* [Task instructions]:
For each line of the listing below that contains the string "JSON", copy the line.

* [Dataset records]:
■ ■ ■ ■ ■ ■ ■

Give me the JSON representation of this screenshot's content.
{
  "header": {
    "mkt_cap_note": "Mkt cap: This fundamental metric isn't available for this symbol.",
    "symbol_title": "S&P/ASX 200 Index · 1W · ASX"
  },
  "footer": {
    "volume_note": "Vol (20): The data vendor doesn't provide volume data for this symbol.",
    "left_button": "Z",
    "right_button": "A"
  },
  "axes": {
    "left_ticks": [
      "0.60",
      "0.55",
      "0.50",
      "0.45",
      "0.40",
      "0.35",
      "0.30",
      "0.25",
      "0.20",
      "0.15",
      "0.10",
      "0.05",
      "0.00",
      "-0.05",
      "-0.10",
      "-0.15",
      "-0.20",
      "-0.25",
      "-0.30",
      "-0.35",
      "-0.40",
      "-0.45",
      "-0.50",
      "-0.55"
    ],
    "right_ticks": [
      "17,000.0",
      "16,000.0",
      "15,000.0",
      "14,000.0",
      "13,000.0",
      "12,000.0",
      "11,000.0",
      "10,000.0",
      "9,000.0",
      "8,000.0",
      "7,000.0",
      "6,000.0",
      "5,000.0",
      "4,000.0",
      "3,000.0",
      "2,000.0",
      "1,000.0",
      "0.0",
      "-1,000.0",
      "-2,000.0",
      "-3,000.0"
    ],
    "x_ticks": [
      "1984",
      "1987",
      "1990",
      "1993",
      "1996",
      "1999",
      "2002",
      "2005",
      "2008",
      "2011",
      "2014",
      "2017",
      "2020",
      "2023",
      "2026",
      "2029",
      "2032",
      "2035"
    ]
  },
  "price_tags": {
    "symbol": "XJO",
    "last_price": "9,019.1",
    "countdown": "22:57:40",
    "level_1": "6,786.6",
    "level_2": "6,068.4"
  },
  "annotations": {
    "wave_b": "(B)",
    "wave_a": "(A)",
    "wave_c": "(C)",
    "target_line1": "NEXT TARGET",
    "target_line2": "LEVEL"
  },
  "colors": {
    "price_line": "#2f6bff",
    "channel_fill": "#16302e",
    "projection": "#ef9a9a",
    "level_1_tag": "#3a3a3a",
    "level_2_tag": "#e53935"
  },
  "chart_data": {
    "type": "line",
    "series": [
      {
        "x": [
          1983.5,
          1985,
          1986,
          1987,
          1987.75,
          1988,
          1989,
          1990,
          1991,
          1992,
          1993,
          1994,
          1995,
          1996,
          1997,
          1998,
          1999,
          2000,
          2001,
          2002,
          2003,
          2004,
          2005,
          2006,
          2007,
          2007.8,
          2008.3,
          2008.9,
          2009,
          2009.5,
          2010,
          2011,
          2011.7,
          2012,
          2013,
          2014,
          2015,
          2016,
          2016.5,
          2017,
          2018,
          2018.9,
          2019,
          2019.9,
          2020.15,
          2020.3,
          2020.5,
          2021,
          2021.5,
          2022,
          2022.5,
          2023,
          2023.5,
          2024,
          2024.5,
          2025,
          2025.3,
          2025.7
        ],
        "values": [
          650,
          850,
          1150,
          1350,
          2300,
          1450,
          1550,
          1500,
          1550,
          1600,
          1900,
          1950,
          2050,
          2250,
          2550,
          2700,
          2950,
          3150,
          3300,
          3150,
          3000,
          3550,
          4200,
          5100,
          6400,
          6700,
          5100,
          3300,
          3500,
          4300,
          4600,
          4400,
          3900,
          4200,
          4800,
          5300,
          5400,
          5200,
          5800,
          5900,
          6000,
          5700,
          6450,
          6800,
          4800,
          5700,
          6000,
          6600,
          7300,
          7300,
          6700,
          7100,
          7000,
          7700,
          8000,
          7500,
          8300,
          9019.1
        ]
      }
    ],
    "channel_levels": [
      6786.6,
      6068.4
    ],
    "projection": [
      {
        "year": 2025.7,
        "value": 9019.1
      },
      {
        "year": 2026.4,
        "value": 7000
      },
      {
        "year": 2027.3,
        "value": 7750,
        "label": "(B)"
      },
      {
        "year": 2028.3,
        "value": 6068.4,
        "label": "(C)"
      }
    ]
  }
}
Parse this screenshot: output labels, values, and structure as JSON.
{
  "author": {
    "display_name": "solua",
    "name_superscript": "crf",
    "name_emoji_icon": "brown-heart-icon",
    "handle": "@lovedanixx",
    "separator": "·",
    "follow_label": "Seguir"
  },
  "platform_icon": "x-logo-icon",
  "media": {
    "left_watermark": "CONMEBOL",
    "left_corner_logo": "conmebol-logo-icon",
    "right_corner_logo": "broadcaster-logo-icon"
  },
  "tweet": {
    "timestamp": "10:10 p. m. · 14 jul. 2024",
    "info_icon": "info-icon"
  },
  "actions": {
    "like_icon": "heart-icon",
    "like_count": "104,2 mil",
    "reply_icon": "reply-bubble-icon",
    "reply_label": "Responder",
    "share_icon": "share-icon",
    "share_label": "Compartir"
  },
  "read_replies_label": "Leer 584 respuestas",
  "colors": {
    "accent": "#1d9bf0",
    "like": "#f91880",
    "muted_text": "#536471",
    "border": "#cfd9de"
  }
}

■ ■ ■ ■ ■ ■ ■

* [Answer]:
Give me the JSON representation of this screenshot's content.
Parse this screenshot: output labels, values, and structure as JSON.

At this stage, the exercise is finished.